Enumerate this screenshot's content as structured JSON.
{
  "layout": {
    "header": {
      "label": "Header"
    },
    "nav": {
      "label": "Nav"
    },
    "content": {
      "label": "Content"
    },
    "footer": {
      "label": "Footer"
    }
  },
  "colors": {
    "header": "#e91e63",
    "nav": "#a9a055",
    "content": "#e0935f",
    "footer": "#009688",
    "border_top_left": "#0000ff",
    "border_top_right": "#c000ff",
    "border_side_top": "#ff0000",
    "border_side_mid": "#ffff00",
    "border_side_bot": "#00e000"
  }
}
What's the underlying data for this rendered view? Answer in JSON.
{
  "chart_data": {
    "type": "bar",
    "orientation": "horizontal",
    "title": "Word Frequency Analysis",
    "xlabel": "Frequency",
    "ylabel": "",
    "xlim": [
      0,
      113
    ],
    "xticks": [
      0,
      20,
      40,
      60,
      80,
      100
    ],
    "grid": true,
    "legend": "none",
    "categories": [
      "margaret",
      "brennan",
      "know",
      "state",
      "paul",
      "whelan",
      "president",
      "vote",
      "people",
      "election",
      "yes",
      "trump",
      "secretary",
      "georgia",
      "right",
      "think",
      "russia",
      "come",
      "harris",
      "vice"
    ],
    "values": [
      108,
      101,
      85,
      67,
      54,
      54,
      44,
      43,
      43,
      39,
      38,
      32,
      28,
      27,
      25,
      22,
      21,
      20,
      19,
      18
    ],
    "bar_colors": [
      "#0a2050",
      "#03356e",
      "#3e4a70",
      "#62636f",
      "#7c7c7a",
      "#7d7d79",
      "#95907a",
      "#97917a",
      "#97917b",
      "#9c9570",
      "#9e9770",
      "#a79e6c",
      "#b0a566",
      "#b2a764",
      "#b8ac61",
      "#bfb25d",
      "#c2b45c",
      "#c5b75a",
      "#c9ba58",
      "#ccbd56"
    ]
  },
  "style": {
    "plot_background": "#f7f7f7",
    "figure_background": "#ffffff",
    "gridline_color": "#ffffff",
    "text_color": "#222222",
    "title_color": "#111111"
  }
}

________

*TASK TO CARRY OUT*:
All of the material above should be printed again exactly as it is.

*EXERCISE SOLUTION*:
Enumerate this screenshot's content as structured JSON.
{
  "layout": {
    "header": {
      "label": "Header"
    },
    "nav": {
      "label": "Nav"
    },
    "content": {
      "label": "Content"
    },
    "footer": {
      "label": "Footer"
    }
  },
  "colors": {
    "header": "#e91e63",
    "nav": "#a9a055",
    "content": "#e0935f",
    "footer": "#009688",
    "border_top_left": "#0000ff",
    "border_top_right": "#c000ff",
    "border_side_top": "#ff0000",
    "border_side_mid": "#ffff00",
    "border_side_bot": "#00e000"
  }
}
What's the underlying data for this rendered view? Answer in JSON.
{
  "chart_data": {
    "type": "bar",
    "orientation": "horizontal",
    "title": "Word Frequency Analysis",
    "xlabel": "Frequency",
    "ylabel": "",
    "xlim": [
      0,
      113
    ],
    "xticks": [
      0,
      20,
      40,
      60,
      80,
      100
    ],
    "grid": true,
    "legend": "none",
    "categories": [
      "margaret",
      "brennan",
      "know",
      "state",
      "paul",
      "whelan",
      "president",
      "vote",
      "people",
      "election",
      "yes",
      "trump",
      "secretary",
      "georgia",
      "right",
      "think",
      "russia",
      "come",
      "harris",
      "vice"
    ],
    "values": [
      108,
      101,
      85,
      67,
      54,
      54,
      44,
      43,
      43,
      39,
      38,
      32,
      28,
      27,
      25,
      22,
      21,
      20,
      19,
      18
    ],
    "bar_colors": [
      "#0a2050",
      "#03356e",
      "#3e4a70",
      "#62636f",
      "#7c7c7a",
      "#7d7d79",
      "#95907a",
      "#97917a",
      "#97917b",
      "#9c9570",
      "#9e9770",
      "#a79e6c",
      "#b0a566",
      "#b2a764",
      "#b8ac61",
      "#bfb25d",
      "#c2b45c",
      "#c5b75a",
      "#c9ba58",
      "#ccbd56"
    ]
  },
  "style": {
    "plot_background": "#f7f7f7",
    "figure_background": "#ffffff",
    "gridline_color": "#ffffff",
    "text_color": "#222222",
    "title_color": "#111111"
  }
}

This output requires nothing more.